eBay’s decision to drop American Express underscores the rapid evolution of the payment processing industry, driven by the emergence of more efficient technological solutions. Innovative payment methods like digital wallets, buy now pay later services, and contactless payments are gaining traction. That leaves traditional players in a position to face increased pressure to adapt and remain competitive.

The move by eBay highlights the growing leverage that merchants are gaining in the payments ecosystem. As better options become available, businesses are no longer bound to the high fees imposed by legacy players like American Express. This shift in power forces credit card companies to reevaluate their business models.

Merchants are becoming more discerning in their choice of payment partners. Credit card networks need to demonstrate the value they provide beyond simply processing transactions. This could involve offering enhanced security features, loyalty programs, or data analytics to help businesses better understand their customers’ spending habits.

The rise of alternative payment methods is not only putting pressure on credit card companies but also on traditional banking institutions. Consumers are increasingly embracing digital payment solutions. This means banks need to innovate and collaborate with fintech companies to remain relevant and desirable.

eBay’s decision to drop American Express is a testament to the transformative power of technology in the payments industry. As new solutions emerge, legacy players need to adapt their business models and fee structures to remain relevant. This ultimately leads to a more level playing field for merchants and better value for consumers.

What This Means for Merchants

As tech drives efficiency and lowers costs, merchants are increasingly empowered to challenge the status quo. They are more willing to demand better fees from their payment partners.
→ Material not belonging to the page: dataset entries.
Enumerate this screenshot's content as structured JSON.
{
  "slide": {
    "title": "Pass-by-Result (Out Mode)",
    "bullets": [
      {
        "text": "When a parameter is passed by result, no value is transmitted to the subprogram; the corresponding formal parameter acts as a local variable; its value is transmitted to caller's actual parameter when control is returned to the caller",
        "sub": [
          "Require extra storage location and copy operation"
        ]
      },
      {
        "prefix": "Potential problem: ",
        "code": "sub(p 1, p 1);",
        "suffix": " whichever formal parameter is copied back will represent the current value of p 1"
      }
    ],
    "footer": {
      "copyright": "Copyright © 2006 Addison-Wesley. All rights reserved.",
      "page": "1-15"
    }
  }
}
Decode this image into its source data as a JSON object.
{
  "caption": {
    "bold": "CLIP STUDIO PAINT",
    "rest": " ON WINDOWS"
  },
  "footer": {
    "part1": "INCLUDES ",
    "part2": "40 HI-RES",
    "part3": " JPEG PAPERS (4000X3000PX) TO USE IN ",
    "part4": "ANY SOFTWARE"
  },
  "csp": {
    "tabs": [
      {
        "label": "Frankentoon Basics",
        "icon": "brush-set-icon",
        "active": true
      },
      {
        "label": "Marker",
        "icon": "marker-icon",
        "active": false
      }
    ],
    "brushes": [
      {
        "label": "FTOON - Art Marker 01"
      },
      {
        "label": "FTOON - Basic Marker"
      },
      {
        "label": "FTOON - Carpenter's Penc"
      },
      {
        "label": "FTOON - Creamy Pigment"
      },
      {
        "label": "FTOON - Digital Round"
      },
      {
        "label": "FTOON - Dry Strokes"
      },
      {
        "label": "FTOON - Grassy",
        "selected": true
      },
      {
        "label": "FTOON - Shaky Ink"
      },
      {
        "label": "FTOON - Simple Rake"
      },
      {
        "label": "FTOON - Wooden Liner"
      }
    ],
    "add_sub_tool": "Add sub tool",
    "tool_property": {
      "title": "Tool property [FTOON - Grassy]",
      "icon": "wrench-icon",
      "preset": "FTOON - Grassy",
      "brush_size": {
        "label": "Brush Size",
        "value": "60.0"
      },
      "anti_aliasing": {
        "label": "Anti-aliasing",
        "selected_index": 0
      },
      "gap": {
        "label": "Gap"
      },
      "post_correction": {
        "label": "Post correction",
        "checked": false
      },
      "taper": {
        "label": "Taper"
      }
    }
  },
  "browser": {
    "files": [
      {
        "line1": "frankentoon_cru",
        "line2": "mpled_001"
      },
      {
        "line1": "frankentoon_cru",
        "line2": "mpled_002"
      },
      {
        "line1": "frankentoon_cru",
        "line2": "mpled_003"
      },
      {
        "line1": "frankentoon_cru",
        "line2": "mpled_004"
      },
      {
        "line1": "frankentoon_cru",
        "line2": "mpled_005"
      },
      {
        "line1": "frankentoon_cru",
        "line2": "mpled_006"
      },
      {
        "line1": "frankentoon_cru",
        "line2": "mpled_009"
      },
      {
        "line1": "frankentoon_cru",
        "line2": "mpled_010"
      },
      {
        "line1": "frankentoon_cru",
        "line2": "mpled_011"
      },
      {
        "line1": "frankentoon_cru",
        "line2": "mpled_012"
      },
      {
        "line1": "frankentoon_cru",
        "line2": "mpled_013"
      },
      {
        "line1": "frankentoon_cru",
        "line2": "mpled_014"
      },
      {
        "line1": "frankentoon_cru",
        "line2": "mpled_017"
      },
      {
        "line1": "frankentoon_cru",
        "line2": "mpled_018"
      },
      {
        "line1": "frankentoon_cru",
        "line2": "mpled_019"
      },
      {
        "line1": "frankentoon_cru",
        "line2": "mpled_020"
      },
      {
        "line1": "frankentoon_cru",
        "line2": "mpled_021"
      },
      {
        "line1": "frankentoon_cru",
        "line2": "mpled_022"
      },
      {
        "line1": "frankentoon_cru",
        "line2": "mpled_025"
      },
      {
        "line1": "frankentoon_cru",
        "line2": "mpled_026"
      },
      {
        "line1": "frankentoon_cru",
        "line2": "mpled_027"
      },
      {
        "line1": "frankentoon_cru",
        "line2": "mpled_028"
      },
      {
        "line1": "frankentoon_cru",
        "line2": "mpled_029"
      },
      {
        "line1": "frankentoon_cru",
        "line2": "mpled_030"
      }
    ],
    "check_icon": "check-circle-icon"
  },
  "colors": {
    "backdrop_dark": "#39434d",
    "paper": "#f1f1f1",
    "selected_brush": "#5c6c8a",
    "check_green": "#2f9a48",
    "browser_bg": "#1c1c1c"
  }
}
The decision by eBay sends a clear message that even the most established players in the payments space are not immune to the pressures of innovation. American Express must now confront the reality that its high fees are unjustifiable.

Failure to adapt could result in a loss of market share and relevance as merchants gravitate towards better solutions.

eBay’s move is likely just the beginning of a broader shift in the payments industry. One towards more competitive pricing and a greater emphasis on technological innovation. As the lines between traditional banking, credit card networks, and fintech continue to blur, collaboration and adaptation will be key to survival.

Ultimately, the biggest winners in this transformation will be merchants and consumers. As payment processing improves, businesses can pass on savings to their customers and invest in growth initiatives. Meanwhile, consumers benefit from a wider range of options and potentially lower prices.

In the end, eBay’s decision to part ways with American Express is a powerful reminder that no company, no matter how established or influential, is immune to the disruptive forces of technological change. The internet is lively and always subject to change. Legacy companies shouldn’t sit too comfortably on their thrones. Those who embrace innovation and adapt to the needs of merchants and consumers will be best positioned for success in the years to come.


About the author

As President of DirectPayNet, I make it my mission to help merchants find the best payment solutions for their online business, especially if they are categorized as high-risk merchants. I help setup localized payments modes and have tons of other tricks to increase sales! Prior to starting DirectPayNet, I was a Director at MANSEF Inc. (now known as MindGeek), where I led a team dedicated to managing merchant accounts for hundreds of product lines as well as customer service and secondary revenue sources. I am an avid traveler, conference speaker and love to attend any event that allows me to learn about technology. I am fascinated by anything related to digital currency especially Bitcoin and the Blockchain.